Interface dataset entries
'''

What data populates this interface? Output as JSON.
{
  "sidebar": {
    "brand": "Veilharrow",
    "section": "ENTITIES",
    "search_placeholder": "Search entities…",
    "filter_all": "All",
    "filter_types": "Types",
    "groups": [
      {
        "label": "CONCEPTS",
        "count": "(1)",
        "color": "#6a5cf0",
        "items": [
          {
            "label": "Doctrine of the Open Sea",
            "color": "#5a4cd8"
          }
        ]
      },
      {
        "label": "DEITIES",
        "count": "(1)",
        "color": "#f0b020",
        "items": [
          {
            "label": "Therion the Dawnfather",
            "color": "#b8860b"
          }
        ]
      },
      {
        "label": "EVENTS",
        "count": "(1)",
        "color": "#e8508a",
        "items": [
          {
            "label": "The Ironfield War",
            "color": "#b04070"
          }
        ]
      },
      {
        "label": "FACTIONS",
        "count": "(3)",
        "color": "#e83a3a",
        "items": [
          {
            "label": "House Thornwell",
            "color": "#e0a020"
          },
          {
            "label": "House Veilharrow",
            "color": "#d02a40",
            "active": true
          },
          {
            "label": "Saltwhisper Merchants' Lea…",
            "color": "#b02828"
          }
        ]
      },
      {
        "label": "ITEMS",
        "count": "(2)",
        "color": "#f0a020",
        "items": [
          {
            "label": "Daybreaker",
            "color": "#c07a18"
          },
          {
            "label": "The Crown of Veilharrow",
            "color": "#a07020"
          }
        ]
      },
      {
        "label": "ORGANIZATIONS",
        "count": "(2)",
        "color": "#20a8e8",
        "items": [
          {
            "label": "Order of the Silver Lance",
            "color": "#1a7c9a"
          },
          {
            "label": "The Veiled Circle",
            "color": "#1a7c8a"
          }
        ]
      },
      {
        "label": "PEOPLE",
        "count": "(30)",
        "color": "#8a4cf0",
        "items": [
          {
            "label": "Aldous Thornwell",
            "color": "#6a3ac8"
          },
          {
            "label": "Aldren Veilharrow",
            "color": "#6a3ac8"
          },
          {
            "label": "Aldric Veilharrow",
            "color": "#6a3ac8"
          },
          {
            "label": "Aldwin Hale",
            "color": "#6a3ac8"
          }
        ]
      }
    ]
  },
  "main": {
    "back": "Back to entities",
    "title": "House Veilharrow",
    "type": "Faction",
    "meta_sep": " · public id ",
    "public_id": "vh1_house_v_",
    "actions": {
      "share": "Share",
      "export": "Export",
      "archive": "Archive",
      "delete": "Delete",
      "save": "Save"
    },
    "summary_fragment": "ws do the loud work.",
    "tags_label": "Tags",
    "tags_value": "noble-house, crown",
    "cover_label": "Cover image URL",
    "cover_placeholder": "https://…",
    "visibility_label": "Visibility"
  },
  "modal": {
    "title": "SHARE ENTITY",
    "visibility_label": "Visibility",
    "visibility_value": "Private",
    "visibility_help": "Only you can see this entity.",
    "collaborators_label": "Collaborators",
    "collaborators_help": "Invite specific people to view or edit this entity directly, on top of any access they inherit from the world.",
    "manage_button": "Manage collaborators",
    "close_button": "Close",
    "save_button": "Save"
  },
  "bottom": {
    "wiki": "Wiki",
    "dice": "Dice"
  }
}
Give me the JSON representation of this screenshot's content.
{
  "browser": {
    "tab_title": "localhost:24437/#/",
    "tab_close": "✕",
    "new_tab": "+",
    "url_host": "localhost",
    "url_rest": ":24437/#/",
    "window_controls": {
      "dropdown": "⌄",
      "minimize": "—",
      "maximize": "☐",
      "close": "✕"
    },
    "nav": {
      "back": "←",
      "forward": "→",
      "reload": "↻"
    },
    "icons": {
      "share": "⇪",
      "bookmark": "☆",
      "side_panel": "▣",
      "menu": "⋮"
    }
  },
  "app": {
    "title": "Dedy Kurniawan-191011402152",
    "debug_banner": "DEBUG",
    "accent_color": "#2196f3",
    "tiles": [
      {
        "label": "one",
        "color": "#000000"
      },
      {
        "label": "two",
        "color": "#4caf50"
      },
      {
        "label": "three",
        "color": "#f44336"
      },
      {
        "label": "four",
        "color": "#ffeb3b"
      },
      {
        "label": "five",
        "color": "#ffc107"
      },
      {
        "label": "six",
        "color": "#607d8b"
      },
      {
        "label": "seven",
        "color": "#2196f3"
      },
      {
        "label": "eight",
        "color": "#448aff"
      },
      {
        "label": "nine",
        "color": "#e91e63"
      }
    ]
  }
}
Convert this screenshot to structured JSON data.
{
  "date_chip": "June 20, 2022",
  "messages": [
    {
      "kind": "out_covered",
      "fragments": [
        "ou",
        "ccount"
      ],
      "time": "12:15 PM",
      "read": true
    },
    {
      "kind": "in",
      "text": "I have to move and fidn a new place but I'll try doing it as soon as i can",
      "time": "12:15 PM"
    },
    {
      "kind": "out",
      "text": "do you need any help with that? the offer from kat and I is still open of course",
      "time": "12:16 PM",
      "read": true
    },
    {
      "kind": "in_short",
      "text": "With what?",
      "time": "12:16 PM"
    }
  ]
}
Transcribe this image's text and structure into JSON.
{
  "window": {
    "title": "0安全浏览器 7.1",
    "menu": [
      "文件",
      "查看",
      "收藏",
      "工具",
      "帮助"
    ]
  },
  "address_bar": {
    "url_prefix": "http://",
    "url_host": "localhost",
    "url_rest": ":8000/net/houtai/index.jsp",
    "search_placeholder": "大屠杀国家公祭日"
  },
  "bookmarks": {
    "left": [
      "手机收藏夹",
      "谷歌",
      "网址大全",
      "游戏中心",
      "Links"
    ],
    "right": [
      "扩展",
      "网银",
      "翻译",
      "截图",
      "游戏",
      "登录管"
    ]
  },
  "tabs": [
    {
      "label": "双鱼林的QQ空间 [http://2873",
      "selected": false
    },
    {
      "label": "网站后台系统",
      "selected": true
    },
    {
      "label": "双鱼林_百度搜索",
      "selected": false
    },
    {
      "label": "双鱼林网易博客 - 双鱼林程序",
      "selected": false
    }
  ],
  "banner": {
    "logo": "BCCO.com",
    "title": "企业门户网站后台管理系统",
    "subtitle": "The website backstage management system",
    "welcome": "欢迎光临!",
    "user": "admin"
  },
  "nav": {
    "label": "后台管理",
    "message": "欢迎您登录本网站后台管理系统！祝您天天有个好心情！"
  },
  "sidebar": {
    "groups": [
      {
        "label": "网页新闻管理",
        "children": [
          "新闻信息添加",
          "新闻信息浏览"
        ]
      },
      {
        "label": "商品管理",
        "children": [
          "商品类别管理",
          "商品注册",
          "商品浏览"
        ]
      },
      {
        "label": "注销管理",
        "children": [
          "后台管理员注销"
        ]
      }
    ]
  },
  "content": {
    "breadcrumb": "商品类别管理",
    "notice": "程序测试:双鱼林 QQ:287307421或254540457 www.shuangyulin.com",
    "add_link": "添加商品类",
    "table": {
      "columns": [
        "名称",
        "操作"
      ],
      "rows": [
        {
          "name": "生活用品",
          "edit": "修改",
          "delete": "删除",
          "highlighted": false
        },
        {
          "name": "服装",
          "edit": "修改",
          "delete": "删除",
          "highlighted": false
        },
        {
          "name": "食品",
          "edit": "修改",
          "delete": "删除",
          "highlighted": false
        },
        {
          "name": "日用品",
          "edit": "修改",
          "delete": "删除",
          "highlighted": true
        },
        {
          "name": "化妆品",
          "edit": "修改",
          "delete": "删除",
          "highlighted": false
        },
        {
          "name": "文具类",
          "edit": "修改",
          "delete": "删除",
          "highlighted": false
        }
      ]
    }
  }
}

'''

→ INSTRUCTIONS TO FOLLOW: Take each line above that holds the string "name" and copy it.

→ ANSWER SECTION:
          "name": "生活用品",
          "name": "服装",
          "name": "食品",
          "name": "日用品",
          "name": "化妆品",
          "name": "文具类",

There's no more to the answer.